[EXTRACTED DATA — start]
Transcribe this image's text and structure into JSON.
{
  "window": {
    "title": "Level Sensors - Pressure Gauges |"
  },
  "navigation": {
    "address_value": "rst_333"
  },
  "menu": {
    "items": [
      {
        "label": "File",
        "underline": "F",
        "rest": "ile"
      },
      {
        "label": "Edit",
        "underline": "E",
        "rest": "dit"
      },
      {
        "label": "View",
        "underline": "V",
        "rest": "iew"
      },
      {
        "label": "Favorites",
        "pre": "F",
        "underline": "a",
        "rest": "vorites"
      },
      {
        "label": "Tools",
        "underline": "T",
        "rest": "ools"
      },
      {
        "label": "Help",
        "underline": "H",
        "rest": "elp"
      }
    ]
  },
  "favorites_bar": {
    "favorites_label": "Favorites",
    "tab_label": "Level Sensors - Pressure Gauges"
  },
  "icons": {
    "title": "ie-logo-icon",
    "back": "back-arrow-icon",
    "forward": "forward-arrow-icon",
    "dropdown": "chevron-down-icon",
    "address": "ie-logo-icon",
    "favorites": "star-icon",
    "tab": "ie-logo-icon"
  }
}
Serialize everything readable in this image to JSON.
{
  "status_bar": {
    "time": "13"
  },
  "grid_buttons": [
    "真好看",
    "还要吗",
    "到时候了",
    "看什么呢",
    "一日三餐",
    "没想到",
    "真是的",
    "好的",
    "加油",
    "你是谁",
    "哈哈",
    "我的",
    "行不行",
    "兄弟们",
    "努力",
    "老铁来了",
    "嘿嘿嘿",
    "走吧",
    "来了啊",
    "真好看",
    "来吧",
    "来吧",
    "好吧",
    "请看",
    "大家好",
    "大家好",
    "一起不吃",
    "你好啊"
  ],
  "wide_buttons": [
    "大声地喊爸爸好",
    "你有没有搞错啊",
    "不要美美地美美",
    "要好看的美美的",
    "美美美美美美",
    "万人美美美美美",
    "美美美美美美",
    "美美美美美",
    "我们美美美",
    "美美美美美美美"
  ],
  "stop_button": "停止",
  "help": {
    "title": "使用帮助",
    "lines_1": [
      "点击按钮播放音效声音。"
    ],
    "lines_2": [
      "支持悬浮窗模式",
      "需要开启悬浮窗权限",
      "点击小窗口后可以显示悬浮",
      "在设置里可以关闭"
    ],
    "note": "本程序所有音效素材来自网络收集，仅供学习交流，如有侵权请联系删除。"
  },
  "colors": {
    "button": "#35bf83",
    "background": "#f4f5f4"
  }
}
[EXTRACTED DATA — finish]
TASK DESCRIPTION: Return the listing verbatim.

ANSWER TO THIS PROBLEM:
Transcribe this image's text and structure into JSON.
{
  "window": {
    "title": "Level Sensors - Pressure Gauges |"
  },
  "navigation": {
    "address_value": "rst_333"
  },
  "menu": {
    "items": [
      {
        "label": "File",
        "underline": "F",
        "rest": "ile"
      },
      {
        "label": "Edit",
        "underline": "E",
        "rest": "dit"
      },
      {
        "label": "View",
        "underline": "V",
        "rest": "iew"
      },
      {
        "label": "Favorites",
        "pre": "F",
        "underline": "a",
        "rest": "vorites"
      },
      {
        "label": "Tools",
        "underline": "T",
        "rest": "ools"
      },
      {
        "label": "Help",
        "underline": "H",
        "rest": "elp"
      }
    ]
  },
  "favorites_bar": {
    "favorites_label": "Favorites",
    "tab_label": "Level Sensors - Pressure Gauges"
  },
  "icons": {
    "title": "ie-logo-icon",
    "back": "back-arrow-icon",
    "forward": "forward-arrow-icon",
    "dropdown": "chevron-down-icon",
    "address": "ie-logo-icon",
    "favorites": "star-icon",
    "tab": "ie-logo-icon"
  }
}
Serialize everything readable in this image to JSON.
{
  "status_bar": {
    "time": "13"
  },
  "grid_buttons": [
    "真好看",
    "还要吗",
    "到时候了",
    "看什么呢",
    "一日三餐",
    "没想到",
    "真是的",
    "好的",
    "加油",
    "你是谁",
    "哈哈",
    "我的",
    "行不行",
    "兄弟们",
    "努力",
    "老铁来了",
    "嘿嘿嘿",
    "走吧",
    "来了啊",
    "真好看",
    "来吧",
    "来吧",
    "好吧",
    "请看",
    "大家好",
    "大家好",
    "一起不吃",
    "你好啊"
  ],
  "wide_buttons": [
    "大声地喊爸爸好",
    "你有没有搞错啊",
    "不要美美地美美",
    "要好看的美美的",
    "美美美美美美",
    "万人美美美美美",
    "美美美美美美",
    "美美美美美",
    "我们美美美",
    "美美美美美美美"
  ],
  "stop_button": "停止",
  "help": {
    "title": "使用帮助",
    "lines_1": [
      "点击按钮播放音效声音。"
    ],
    "lines_2": [
      "支持悬浮窗模式",
      "需要开启悬浮窗权限",
      "点击小窗口后可以显示悬浮",
      "在设置里可以关闭"
    ],
    "note": "本程序所有音效素材来自网络收集，仅供学习交流，如有侵权请联系删除。"
  },
  "colors": {
    "button": "#35bf83",
    "background": "#f4f5f4"
  }
}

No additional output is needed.